* **Problem details**:
Search the records for lines that contain the word "value". Copy them all.

● ● ● ● ●

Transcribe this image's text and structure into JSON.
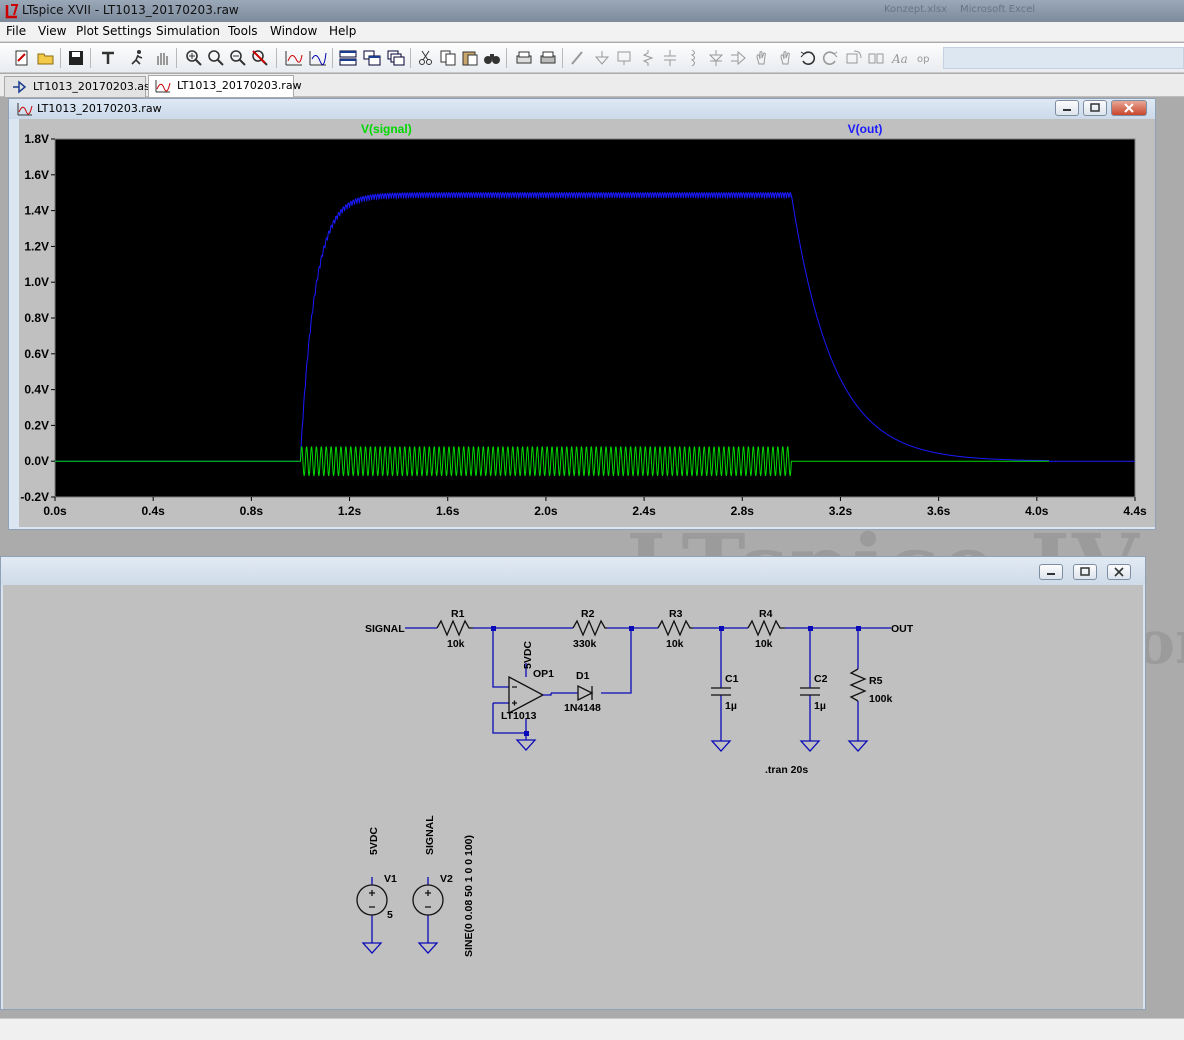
{
  "app": {
    "title": "LTspice XVII - LT1013_20170203.raw",
    "ghost_right": [
      "Konzept.xlsx",
      "Microsoft Excel"
    ]
  },
  "menu": [
    "File",
    "View",
    "Plot Settings",
    "Simulation",
    "Tools",
    "Window",
    "Help"
  ],
  "toolbar_icons": [
    "new-schematic-icon",
    "open-icon",
    "save-icon",
    "control-panel-icon",
    "run-icon",
    "halt-icon",
    "zoom-in-icon",
    "zoom-to-fit-icon",
    "zoom-out-icon",
    "cancel-zoom-icon",
    "autorange-icon",
    "add-trace-icon",
    "tile-vertical-icon",
    "tile-horizontal-icon",
    "cascade-icon",
    "cut-icon",
    "copy-icon",
    "paste-icon",
    "find-icon",
    "print-preview-icon",
    "print-icon",
    "wire-icon",
    "ground-icon",
    "label-icon",
    "resistor-icon",
    "capacitor-icon",
    "inductor-icon",
    "diode-icon",
    "component-icon",
    "move-icon",
    "drag-icon",
    "undo-icon",
    "redo-icon",
    "rotate-icon",
    "mirror-icon",
    "text-icon",
    "spice-directive-icon"
  ],
  "tabs": [
    {
      "label": "LT1013_20170203.asc",
      "active": false
    },
    {
      "label": "LT1013_20170203.raw",
      "active": true
    }
  ],
  "background_text": [
    "LTspice IV",
    "on"
  ],
  "waveform_window": {
    "title": "LT1013_20170203.raw"
  },
  "chart_data": {
    "type": "line",
    "title": "",
    "xlabel": "",
    "ylabel": "",
    "xlim": [
      0.0,
      4.4
    ],
    "ylim": [
      -0.2,
      1.8
    ],
    "x_ticks": [
      "0.0s",
      "0.4s",
      "0.8s",
      "1.2s",
      "1.6s",
      "2.0s",
      "2.4s",
      "2.8s",
      "3.2s",
      "3.6s",
      "4.0s",
      "4.4s"
    ],
    "y_ticks": [
      "1.8V",
      "1.6V",
      "1.4V",
      "1.2V",
      "1.0V",
      "0.8V",
      "0.6V",
      "0.4V",
      "0.2V",
      "0.0V",
      "-0.2V"
    ],
    "background": "#000000",
    "grid": false,
    "series": [
      {
        "name": "V(signal)",
        "color": "#00d800",
        "segments": [
          {
            "t_start": 0.0,
            "t_end": 1.0,
            "kind": "flat",
            "level": 0.0
          },
          {
            "t_start": 1.0,
            "t_end": 3.0,
            "kind": "sine",
            "amplitude": 0.08,
            "frequency_hz": 50,
            "offset": 0.0
          },
          {
            "t_start": 3.0,
            "t_end": 4.05,
            "kind": "flat",
            "level": 0.0
          }
        ]
      },
      {
        "name": "V(out)",
        "color": "#1a1aff",
        "segments": [
          {
            "t_start": 0.0,
            "t_end": 1.0,
            "kind": "flat",
            "level": 0.0
          },
          {
            "t_start": 1.0,
            "t_end": 3.0,
            "kind": "rise",
            "steady": 1.47,
            "ripple": 0.03,
            "time_constant": 0.06
          },
          {
            "t_start": 3.0,
            "t_end": 4.05,
            "kind": "decay",
            "from": 1.49,
            "time_constant": 0.17
          }
        ]
      }
    ]
  },
  "schematic": {
    "net_labels": {
      "signal": "SIGNAL",
      "out": "OUT",
      "supply": "5VDC",
      "signal_src": "SIGNAL"
    },
    "R1": {
      "name": "R1",
      "value": "10k"
    },
    "R2": {
      "name": "R2",
      "value": "330k"
    },
    "R3": {
      "name": "R3",
      "value": "10k"
    },
    "R4": {
      "name": "R4",
      "value": "10k"
    },
    "R5": {
      "name": "R5",
      "value": "100k"
    },
    "C1": {
      "name": "C1",
      "value": "1µ"
    },
    "C2": {
      "name": "C2",
      "value": "1µ"
    },
    "D1": {
      "name": "D1",
      "value": "1N4148"
    },
    "OP1": {
      "name": "OP1",
      "value": "LT1013"
    },
    "V1": {
      "name": "V1",
      "value": "5"
    },
    "V2": {
      "name": "V2",
      "value": "SINE(0 0.08 50 1 0 0 100)"
    },
    "directive": ".tran 20s"
  }
}
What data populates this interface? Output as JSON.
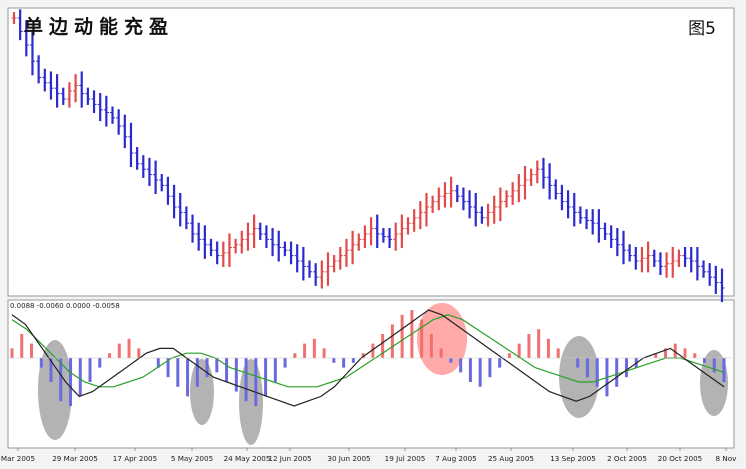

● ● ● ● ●

* **Problem solution**:
      "value": "10k"
      "value": "330k"
      "value": "10k"
      "value": "10k"
      "value": "100k"
      "value": "1µ"
      "value": "1µ"
      "value": "1N4148"
      "value": "LT1013"
      "value": "5"
      "value": "SINE(0 0.08 50 1 0 0 100)"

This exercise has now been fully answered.